▸ **Exercise instructions**:
Omit all pictures and give the records below again exactly as written.

== Segment start ==

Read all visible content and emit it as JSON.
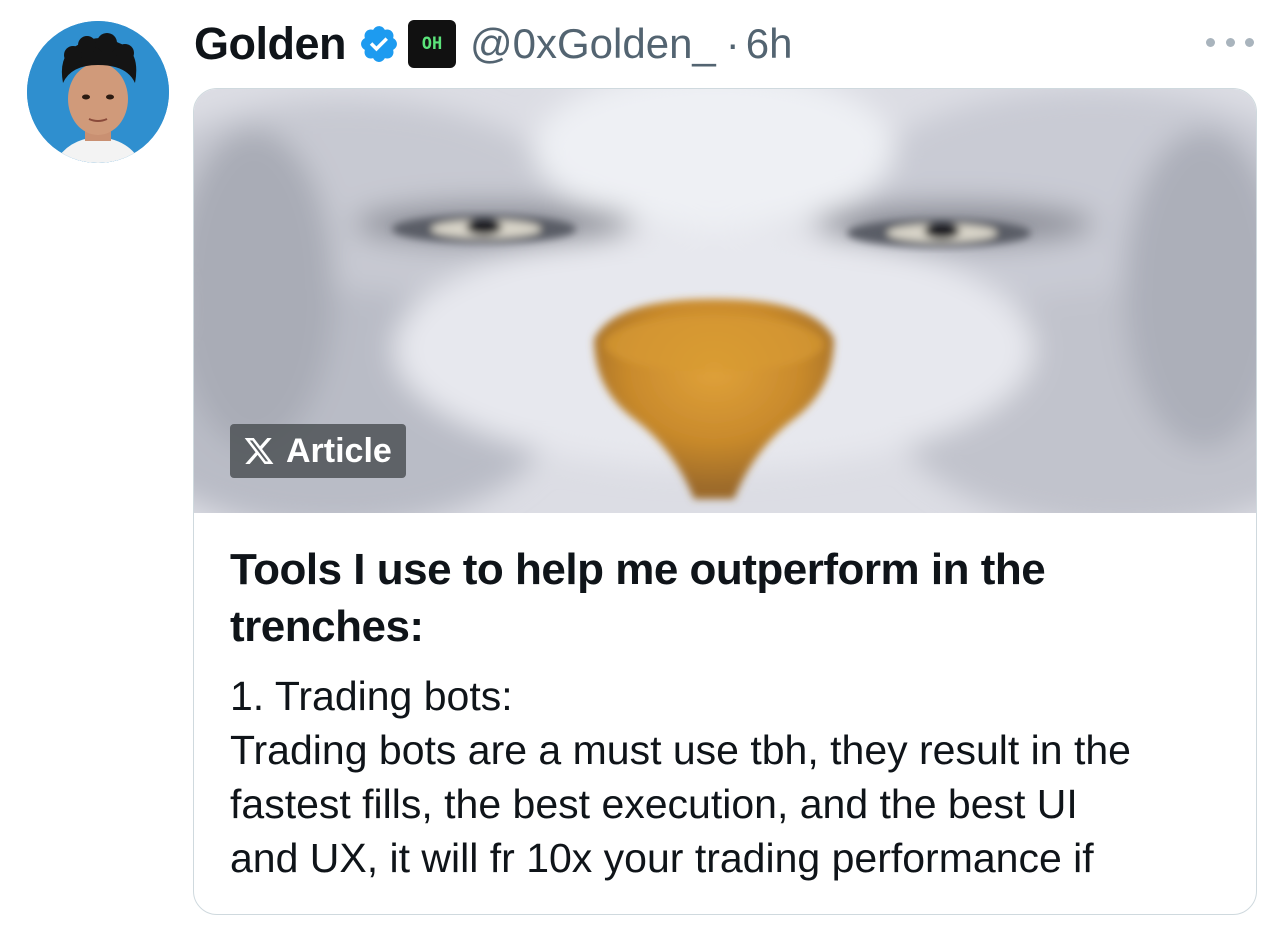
{
  "tweet": {
    "author_name": "Golden",
    "handle": "@0xGolden_",
    "separator": "·",
    "time_ago": "6h",
    "badge_text": "OH",
    "verified_icon": "verified-badge-icon",
    "more_icon": "more-options-icon"
  },
  "article_card": {
    "tag_label": "Article",
    "tag_icon": "x-logo-icon",
    "title": "Tools I use to help me outperform in the trenches:",
    "text_lines": [
      "1. Trading bots:",
      "Trading bots are a must use tbh, they result in the",
      "fastest fills, the best execution, and the best UI",
      "and UX, it will fr 10x your trading performance if"
    ]
  },
  "colors": {
    "verified_blue": "#1d9bf0",
    "secondary_text": "#536471",
    "avatar_bg": "#2f8fcf"
  }
}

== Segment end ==

▸ **Answer to this problem**:
Read all visible content and emit it as JSON.
{
  "tweet": {
    "author_name": "Golden",
    "handle": "@0xGolden_",
    "separator": "·",
    "time_ago": "6h",
    "badge_text": "OH",
    "verified_icon": "verified-badge-icon",
    "more_icon": "more-options-icon"
  },
  "article_card": {
    "tag_label": "Article",
    "tag_icon": "x-logo-icon",
    "title": "Tools I use to help me outperform in the trenches:",
    "text_lines": [
      "1. Trading bots:",
      "Trading bots are a must use tbh, they result in the",
      "fastest fills, the best execution, and the best UI",
      "and UX, it will fr 10x your trading performance if"
    ]
  },
  "colors": {
    "verified_blue": "#1d9bf0",
    "secondary_text": "#536471",
    "avatar_bg": "#2f8fcf"
  }
}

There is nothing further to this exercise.